Email away. Marketing for Black Friday and Small Business Saturday does not start only on the days themselves and can even begin as early as a few weeks to a few months before the occasions. For this kind of long term promotion, email is a good way to go especially because your customer base can easily flag your message for reference later on. This is also the reason why social media can be more suited to shorter, real-time updates; with the number of posts and updates in social media sites, you’d have to repost your Small Business Saturday ad a number of times in order to keep it from being pushed down by other news and forgotten. Forbes.com shares some tips on emailing past customers for a successful occasion.
Don’t underestimate word-of-mouth marketing.
Many people forget just how powerful even a few connections can be and just how fast the word can spread when you tell the right people. Small business, after all, is usually built on strong local relationships with the people, and word-of-mouth can spread the good news just as effectively as tweeting or posting on Facebook. A digital smile is way off from the actual banter and smiles that you would share with customers, friends, and family, and asking people in person gives them more incentive in order to visit you and avail of your offers.
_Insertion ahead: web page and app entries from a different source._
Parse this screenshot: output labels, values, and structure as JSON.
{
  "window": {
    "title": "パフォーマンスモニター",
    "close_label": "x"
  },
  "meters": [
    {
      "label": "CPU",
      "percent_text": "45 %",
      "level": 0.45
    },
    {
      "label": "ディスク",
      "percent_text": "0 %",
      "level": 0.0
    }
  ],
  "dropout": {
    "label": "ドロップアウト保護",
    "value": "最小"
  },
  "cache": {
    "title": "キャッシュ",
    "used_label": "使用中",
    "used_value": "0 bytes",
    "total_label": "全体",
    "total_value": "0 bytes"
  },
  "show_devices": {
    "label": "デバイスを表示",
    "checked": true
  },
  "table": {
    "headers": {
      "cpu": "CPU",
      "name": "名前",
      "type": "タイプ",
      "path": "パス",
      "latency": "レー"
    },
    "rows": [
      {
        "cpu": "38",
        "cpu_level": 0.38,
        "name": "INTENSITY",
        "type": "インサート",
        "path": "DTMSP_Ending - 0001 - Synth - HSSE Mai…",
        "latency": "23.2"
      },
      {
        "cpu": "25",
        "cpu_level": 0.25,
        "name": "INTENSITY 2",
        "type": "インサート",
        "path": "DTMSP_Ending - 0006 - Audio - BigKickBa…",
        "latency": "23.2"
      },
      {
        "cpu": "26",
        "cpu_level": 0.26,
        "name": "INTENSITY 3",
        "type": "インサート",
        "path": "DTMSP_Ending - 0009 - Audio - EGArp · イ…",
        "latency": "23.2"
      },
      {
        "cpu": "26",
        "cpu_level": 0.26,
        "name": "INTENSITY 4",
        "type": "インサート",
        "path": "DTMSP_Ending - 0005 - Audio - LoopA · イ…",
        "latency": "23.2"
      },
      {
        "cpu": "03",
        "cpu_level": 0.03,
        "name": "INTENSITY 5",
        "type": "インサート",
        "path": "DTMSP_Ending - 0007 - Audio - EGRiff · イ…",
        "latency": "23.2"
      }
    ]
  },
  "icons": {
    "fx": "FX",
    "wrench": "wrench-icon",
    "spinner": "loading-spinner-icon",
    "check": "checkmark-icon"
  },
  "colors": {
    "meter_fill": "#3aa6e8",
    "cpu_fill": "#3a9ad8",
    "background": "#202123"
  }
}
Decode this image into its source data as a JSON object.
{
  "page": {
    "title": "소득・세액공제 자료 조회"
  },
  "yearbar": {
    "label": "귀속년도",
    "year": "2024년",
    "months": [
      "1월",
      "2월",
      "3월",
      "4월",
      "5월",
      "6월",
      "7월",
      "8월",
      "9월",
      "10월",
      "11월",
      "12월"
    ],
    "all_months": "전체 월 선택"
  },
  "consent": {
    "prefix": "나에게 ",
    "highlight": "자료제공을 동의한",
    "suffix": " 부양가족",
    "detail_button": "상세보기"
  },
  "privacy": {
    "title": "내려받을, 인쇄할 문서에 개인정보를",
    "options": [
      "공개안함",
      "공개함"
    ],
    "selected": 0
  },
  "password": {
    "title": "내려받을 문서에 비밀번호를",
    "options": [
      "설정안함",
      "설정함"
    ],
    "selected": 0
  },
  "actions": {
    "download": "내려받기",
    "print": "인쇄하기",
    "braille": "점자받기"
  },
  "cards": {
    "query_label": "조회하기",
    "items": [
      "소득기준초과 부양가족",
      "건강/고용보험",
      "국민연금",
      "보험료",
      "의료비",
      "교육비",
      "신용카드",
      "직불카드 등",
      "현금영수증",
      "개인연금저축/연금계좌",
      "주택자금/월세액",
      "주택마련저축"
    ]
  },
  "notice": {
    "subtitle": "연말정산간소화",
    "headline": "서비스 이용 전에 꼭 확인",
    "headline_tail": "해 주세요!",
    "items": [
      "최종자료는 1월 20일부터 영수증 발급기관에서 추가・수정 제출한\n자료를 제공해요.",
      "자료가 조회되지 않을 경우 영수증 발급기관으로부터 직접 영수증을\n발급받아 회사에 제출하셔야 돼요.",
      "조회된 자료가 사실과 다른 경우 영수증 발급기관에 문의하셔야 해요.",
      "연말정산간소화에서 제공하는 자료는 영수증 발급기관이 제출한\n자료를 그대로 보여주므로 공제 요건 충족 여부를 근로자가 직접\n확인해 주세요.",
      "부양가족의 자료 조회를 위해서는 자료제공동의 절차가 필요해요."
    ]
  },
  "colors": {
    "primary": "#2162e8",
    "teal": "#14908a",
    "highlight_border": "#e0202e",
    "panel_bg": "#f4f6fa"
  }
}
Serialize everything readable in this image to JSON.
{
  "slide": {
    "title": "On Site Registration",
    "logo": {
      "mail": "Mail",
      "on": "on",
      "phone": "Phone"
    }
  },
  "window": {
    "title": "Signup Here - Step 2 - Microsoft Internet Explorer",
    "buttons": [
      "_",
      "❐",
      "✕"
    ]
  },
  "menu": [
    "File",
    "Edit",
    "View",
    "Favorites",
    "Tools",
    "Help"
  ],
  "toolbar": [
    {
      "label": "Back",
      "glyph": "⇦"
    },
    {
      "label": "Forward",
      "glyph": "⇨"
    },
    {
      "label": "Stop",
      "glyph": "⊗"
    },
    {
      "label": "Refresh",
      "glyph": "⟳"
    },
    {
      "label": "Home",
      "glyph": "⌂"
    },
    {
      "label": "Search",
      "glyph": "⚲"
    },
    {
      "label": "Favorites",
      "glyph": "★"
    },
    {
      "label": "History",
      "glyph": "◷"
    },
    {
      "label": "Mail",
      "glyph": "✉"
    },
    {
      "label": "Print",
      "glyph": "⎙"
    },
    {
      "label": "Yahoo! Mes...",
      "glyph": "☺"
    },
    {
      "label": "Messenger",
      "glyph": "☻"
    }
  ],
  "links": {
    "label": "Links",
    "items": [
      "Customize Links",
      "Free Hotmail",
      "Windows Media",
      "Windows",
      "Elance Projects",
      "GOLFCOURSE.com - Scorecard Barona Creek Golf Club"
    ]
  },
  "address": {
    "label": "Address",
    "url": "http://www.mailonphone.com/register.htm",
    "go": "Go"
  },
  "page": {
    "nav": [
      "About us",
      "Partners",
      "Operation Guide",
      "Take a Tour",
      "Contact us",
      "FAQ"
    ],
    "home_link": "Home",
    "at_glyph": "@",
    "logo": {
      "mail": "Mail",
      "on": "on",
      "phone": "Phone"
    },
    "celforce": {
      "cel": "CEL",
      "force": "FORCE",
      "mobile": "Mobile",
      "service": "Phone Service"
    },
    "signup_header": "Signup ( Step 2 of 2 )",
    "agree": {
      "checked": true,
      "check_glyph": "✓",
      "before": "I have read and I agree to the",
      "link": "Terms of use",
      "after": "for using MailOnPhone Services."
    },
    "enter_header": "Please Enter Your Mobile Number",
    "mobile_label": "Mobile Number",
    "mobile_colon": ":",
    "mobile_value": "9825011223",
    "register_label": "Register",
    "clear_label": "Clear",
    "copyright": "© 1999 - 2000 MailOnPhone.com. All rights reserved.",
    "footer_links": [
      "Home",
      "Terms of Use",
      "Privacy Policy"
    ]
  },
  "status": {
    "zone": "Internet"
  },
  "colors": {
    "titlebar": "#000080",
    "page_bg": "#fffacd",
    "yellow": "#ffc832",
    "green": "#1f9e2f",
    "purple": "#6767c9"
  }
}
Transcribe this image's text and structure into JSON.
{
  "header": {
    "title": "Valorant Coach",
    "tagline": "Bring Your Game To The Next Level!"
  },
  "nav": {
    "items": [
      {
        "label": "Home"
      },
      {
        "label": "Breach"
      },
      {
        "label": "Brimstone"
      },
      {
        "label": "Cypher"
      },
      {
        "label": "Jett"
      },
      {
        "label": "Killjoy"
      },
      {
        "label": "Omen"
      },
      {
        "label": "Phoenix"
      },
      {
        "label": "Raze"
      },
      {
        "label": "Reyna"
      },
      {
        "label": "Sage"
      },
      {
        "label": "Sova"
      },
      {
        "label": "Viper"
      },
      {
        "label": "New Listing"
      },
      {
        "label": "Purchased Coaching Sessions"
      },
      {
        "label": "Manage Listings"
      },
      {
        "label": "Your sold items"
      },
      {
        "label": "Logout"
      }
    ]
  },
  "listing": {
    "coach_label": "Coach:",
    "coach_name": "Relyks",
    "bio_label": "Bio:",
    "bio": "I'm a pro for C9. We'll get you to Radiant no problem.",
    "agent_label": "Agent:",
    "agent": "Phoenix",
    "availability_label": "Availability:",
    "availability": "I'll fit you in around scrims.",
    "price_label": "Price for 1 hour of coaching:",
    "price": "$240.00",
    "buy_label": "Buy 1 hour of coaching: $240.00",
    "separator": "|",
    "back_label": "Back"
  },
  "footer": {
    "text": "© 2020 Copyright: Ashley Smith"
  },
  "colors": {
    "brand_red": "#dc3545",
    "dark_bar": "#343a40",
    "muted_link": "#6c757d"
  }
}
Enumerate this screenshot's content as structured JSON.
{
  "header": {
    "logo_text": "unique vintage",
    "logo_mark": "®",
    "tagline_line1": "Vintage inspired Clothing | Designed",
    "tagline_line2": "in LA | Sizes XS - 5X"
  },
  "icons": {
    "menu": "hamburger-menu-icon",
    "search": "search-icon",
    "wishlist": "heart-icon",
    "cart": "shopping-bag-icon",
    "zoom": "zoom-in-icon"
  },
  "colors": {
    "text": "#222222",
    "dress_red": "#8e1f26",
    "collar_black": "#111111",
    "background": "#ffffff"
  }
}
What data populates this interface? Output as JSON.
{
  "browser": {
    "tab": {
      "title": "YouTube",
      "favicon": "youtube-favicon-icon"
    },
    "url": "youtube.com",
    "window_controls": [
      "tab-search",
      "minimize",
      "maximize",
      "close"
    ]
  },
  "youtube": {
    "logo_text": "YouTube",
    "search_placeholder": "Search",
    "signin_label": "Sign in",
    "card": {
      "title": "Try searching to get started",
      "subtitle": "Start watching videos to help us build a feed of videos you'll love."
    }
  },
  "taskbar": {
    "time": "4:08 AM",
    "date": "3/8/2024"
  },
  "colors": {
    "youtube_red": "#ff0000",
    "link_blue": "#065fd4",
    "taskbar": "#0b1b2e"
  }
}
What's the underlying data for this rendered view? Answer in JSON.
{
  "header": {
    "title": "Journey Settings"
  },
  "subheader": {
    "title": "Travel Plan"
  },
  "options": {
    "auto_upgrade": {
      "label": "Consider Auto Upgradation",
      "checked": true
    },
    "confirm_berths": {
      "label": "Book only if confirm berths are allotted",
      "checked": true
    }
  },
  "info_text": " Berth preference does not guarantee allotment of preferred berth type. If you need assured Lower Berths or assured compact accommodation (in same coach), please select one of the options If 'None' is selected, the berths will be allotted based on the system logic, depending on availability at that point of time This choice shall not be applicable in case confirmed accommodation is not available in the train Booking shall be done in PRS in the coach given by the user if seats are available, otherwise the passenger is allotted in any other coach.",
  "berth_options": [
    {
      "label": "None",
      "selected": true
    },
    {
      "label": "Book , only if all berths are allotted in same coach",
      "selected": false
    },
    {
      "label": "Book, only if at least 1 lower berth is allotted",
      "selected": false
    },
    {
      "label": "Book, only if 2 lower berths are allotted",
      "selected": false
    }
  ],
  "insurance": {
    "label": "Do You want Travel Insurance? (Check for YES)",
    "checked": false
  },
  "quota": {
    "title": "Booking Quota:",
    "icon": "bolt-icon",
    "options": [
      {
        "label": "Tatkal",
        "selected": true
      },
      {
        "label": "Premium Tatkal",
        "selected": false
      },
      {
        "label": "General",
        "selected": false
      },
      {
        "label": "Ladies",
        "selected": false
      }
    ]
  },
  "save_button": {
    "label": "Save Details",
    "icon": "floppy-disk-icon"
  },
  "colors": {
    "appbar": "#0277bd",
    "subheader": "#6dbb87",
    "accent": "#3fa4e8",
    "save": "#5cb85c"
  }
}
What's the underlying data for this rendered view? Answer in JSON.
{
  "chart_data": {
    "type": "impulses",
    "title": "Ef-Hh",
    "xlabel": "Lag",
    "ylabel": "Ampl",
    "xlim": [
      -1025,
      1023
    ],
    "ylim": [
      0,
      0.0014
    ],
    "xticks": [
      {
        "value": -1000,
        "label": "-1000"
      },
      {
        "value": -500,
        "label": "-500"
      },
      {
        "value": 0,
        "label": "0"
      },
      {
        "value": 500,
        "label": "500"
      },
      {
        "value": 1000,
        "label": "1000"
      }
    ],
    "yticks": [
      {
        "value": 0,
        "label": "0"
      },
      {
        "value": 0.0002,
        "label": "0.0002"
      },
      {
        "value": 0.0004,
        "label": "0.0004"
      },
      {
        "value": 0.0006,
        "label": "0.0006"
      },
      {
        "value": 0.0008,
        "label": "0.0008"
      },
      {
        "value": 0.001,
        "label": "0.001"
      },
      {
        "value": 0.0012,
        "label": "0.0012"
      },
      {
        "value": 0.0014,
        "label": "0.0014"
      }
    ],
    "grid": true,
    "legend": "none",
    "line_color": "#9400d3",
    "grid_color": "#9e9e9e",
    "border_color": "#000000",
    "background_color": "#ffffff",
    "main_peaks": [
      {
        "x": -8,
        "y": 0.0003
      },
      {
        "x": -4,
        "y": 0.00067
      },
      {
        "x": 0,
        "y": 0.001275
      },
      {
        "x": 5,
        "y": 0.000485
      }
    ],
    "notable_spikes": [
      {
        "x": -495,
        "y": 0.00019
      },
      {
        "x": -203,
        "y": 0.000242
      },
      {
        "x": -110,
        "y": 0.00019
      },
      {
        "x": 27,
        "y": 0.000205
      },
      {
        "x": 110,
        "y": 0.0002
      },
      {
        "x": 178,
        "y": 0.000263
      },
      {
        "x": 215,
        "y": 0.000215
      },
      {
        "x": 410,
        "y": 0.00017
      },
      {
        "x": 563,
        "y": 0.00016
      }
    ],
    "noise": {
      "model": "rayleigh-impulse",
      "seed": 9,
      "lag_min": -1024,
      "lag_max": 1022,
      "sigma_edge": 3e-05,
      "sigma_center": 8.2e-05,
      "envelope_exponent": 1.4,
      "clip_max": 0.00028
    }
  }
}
You can even augment your word-of-mouth marketing by handing out flyers and coupons which you could print out with commercial printers such as PrintPlace.com if you don’t have the time to do it yourself.
On the day, engage customers both online and in person.
A good interaction is usually what convinces a customer to choose one business over another. If two shops selling the same products were set up right next to each other, people would enter the one which they think would give them the a better experience. And sometimes a welcome stall with smiling staff (or owner) is all it takes to seal the deal. Don’t forget to be active online, too, and keep real time updates for customers who are yet to get there. Brand yourself through your actions and disposition just as much as you brand through your logos and posters. Keep the conversations going!
Small Saturday is far from being the end of a week of spending and celebration, but it is the special time for start-ups and small retailers to get their own share of shoppers and the action. Be excited; be prepared; it’s Small Business Saturday soon!